◆ Work instructions: In the records that follow, show each line where the word "panel" is present.

[Web page and app entries]
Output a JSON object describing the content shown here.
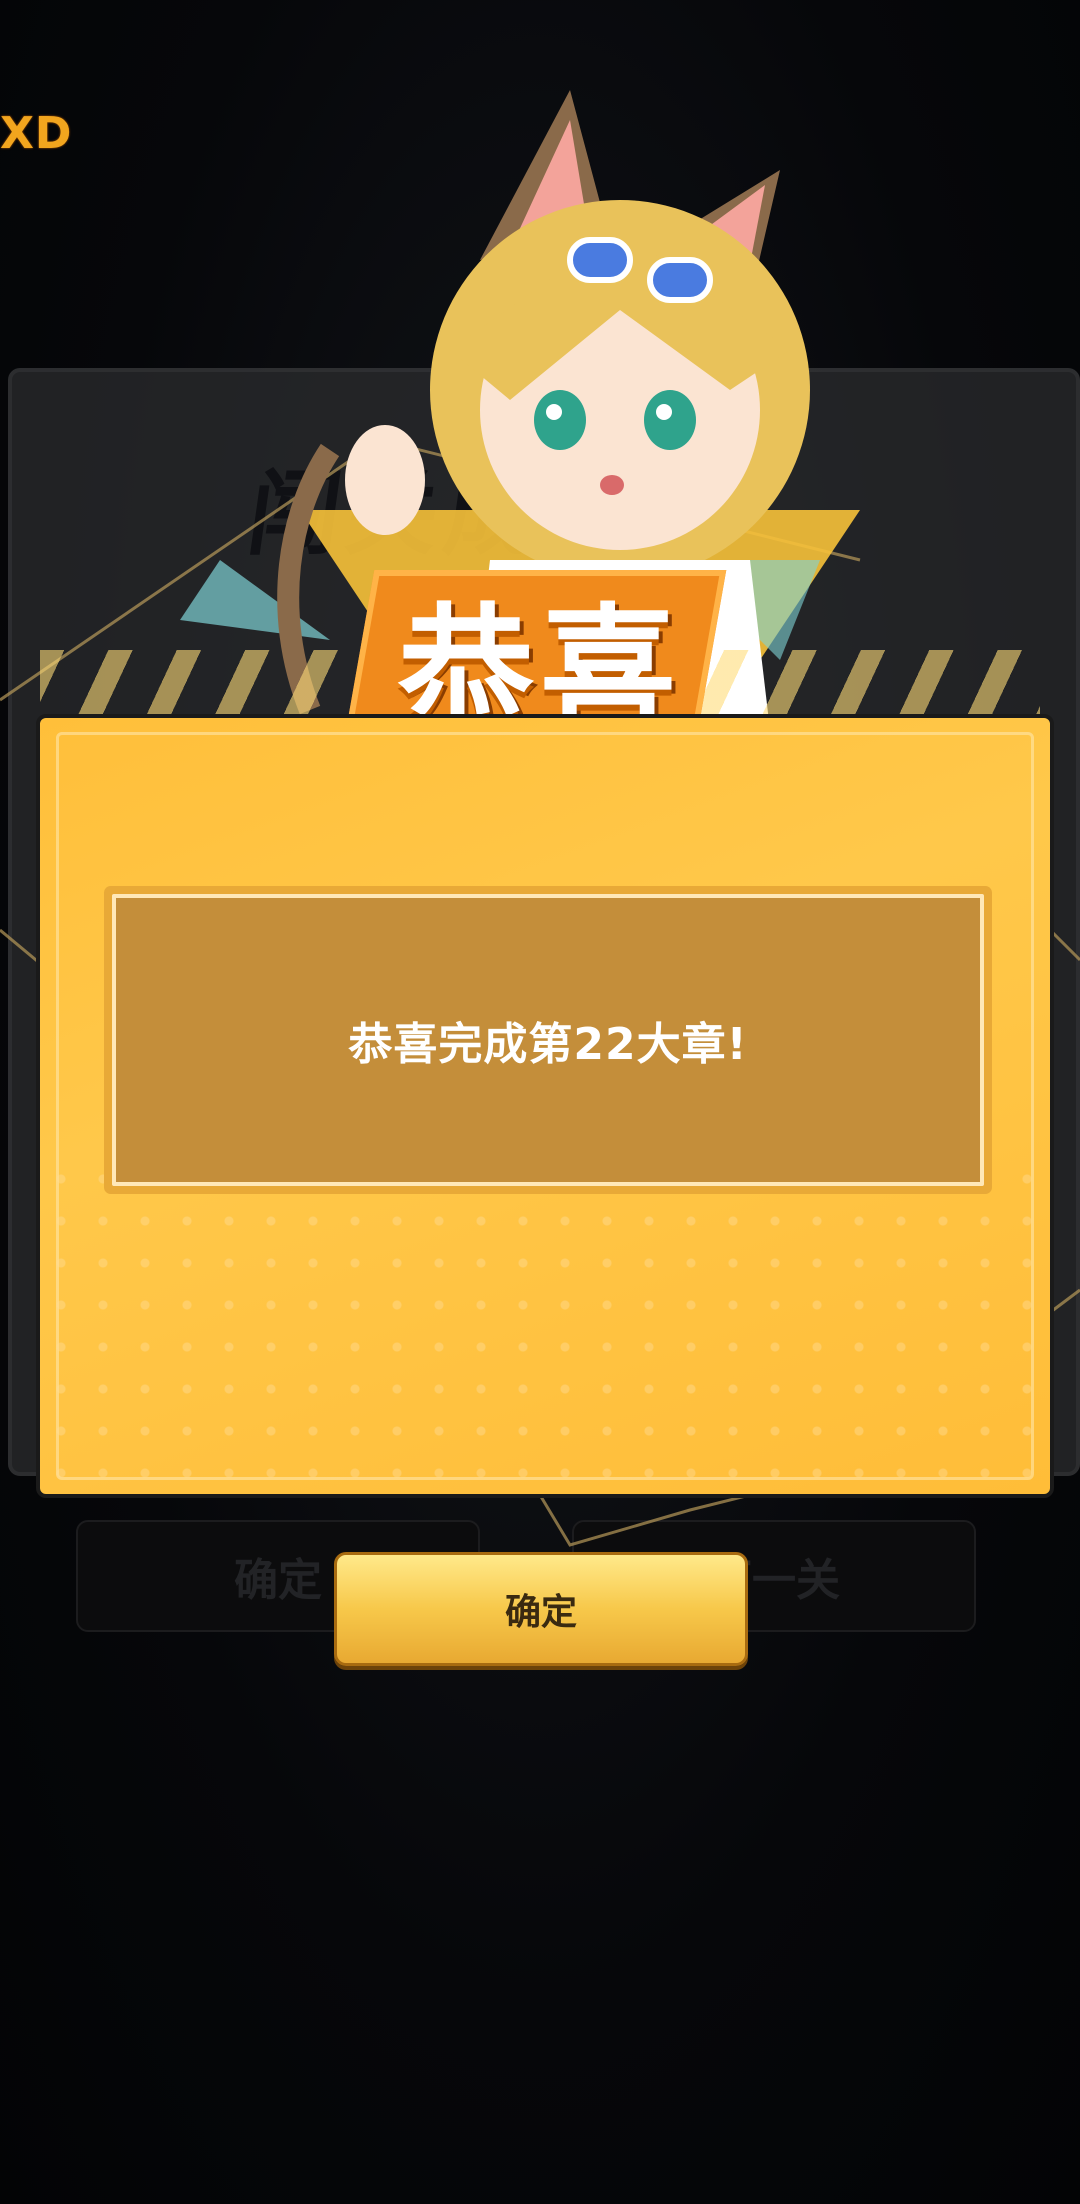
{
  "top_logo": "XD",
  "background": {
    "title": "闯关成功",
    "left_button": "确定",
    "right_button": "下一关"
  },
  "popup": {
    "title": "恭喜",
    "message": "恭喜完成第22大章!",
    "confirm_label": "确定"
  },
  "colors": {
    "accent": "#ffc84a",
    "badge": "#f08a1c",
    "message_box": "#c48e3a"
  }
}
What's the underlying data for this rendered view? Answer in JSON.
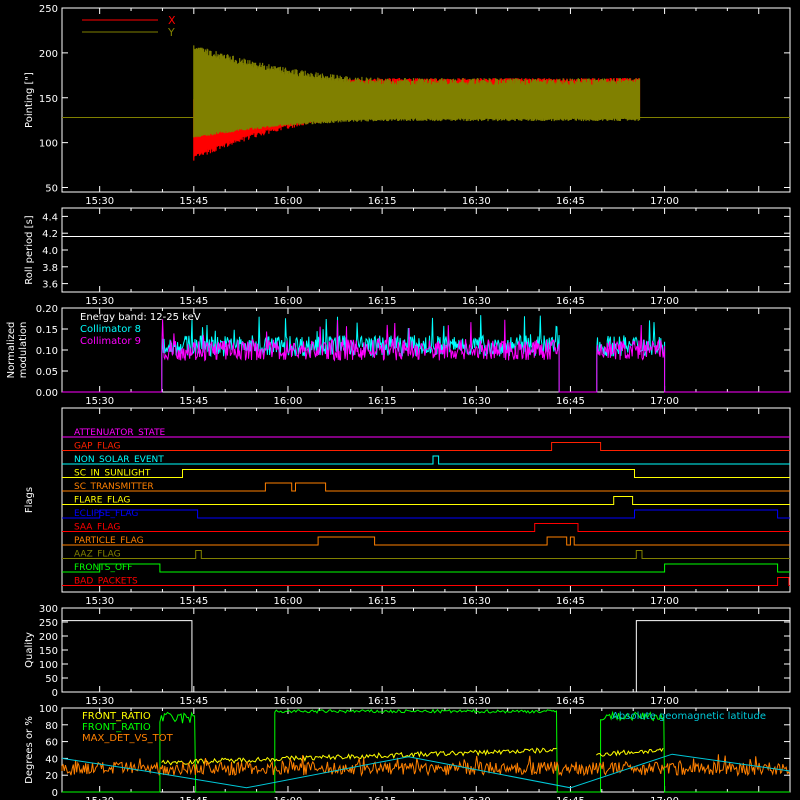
{
  "chart_data": [
    {
      "type": "line",
      "panel": "pointing",
      "ylabel": "Pointing [\"]",
      "ylim": [
        45,
        250
      ],
      "yticks": [
        "50",
        "100",
        "150",
        "200",
        "250"
      ],
      "x_ticks": [
        "15:30",
        "15:45",
        "16:00",
        "16:15",
        "16:30",
        "16:45",
        "17:00"
      ],
      "flat_value": 128,
      "oscillation_start": "15:45",
      "oscillation_end": "16:56",
      "series": [
        {
          "name": "X",
          "color": "#ff0000",
          "envelope_low_start": 80,
          "envelope_low_end": 130,
          "envelope_high_start": 152,
          "envelope_high_end": 172
        },
        {
          "name": "Y",
          "color": "#808000",
          "envelope_low_start": 105,
          "envelope_low_end": 124,
          "envelope_high_start": 210,
          "envelope_high_end": 172
        }
      ]
    },
    {
      "type": "line",
      "panel": "roll",
      "ylabel": "Roll period [s]",
      "ylim": [
        3.5,
        4.5
      ],
      "yticks": [
        "3.6",
        "3.8",
        "4.0",
        "4.2",
        "4.4"
      ],
      "x_ticks": [
        "15:30",
        "15:45",
        "16:00",
        "16:15",
        "16:30",
        "16:45",
        "17:00"
      ],
      "series": [
        {
          "name": "",
          "color": "#ffffff",
          "value": 4.16
        }
      ]
    },
    {
      "type": "line",
      "panel": "modulation",
      "ylabel": "Normalized modulation",
      "ylim": [
        0,
        0.2
      ],
      "yticks": [
        "0.00",
        "0.05",
        "0.10",
        "0.15",
        "0.20"
      ],
      "x_ticks": [
        "15:30",
        "15:45",
        "16:00",
        "16:15",
        "16:30",
        "16:45",
        "17:00"
      ],
      "annotation": "Energy band: 12-25 keV",
      "series": [
        {
          "name": "Collimator 8",
          "color": "#00ffff",
          "mean": 0.11
        },
        {
          "name": "Collimator 9",
          "color": "#ff00ff",
          "mean": 0.1
        }
      ]
    },
    {
      "type": "line",
      "panel": "flags",
      "ylabel": "Flags",
      "x_ticks": [
        "15:30",
        "15:45",
        "16:00",
        "16:15",
        "16:30",
        "16:45",
        "17:00"
      ],
      "series": [
        {
          "name": "ATTENUATOR_STATE",
          "color": "#ff00ff",
          "segments": []
        },
        {
          "name": "GAP_FLAG",
          "color": "#ff2000",
          "segments": [
            [
              16.7,
              16.83
            ]
          ]
        },
        {
          "name": "NON_SOLAR_EVENT",
          "color": "#00ffff",
          "segments": [
            [
              16.385,
              16.4
            ]
          ]
        },
        {
          "name": "SC_IN_SUNLIGHT",
          "color": "#ffff00",
          "segments": [
            [
              15.72,
              16.92
            ]
          ]
        },
        {
          "name": "SC_TRANSMITTER",
          "color": "#ff8000",
          "segments": [
            [
              15.94,
              16.01
            ],
            [
              16.02,
              16.1
            ]
          ]
        },
        {
          "name": "FLARE_FLAG",
          "color": "#ffff00",
          "segments": [
            [
              16.865,
              16.915
            ]
          ]
        },
        {
          "name": "ECLIPSE_FLAG",
          "color": "#0000ff",
          "segments": [
            [
              15.5,
              15.76
            ],
            [
              16.92,
              17.3
            ]
          ]
        },
        {
          "name": "SAA_FLAG",
          "color": "#ff0000",
          "segments": [
            [
              16.655,
              16.77
            ]
          ]
        },
        {
          "name": "PARTICLE_FLAG",
          "color": "#ff8000",
          "segments": [
            [
              16.08,
              16.23
            ],
            [
              16.688,
              16.74
            ],
            [
              16.75,
              16.76
            ]
          ]
        },
        {
          "name": "AAZ_FLAG",
          "color": "#808000",
          "segments": [
            [
              15.755,
              15.77
            ],
            [
              16.925,
              16.94
            ]
          ]
        },
        {
          "name": "FRONTS_OFF",
          "color": "#00ff00",
          "segments": [
            [
              15.5,
              15.66
            ],
            [
              17.0,
              17.3
            ]
          ]
        },
        {
          "name": "BAD_PACKETS",
          "color": "#ff0000",
          "segments": [
            [
              17.3,
              17.33
            ]
          ]
        }
      ]
    },
    {
      "type": "line",
      "panel": "quality",
      "ylabel": "Quality",
      "ylim": [
        0,
        300
      ],
      "yticks": [
        "0",
        "50",
        "100",
        "150",
        "200",
        "250",
        "300"
      ],
      "x_ticks": [
        "15:30",
        "15:45",
        "16:00",
        "16:15",
        "16:30",
        "16:45",
        "17:00"
      ],
      "series": [
        {
          "name": "",
          "color": "#ffffff",
          "high": 255
        }
      ]
    },
    {
      "type": "line",
      "panel": "ratios",
      "ylabel": "Degrees or %",
      "ylim": [
        0,
        100
      ],
      "yticks": [
        "0",
        "20",
        "40",
        "60",
        "80",
        "100"
      ],
      "x_ticks": [
        "15:30",
        "15:45",
        "16:00",
        "16:15",
        "16:30",
        "16:45",
        "17:00"
      ],
      "series": [
        {
          "name": "FRONT_RATIO",
          "color": "#ffff00"
        },
        {
          "name": "FRONT_RATIO",
          "color": "#00ff00"
        },
        {
          "name": "MAX_DET_VS_TOT",
          "color": "#ff8000"
        },
        {
          "name": "Absolute geomagnetic latitude",
          "color": "#00c8d8"
        }
      ]
    }
  ]
}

◆ Answer to this problem:
      "panel": "pointing",
      "panel": "roll",
      "panel": "modulation",
      "panel": "flags",
      "panel": "quality",
      "panel": "ratios",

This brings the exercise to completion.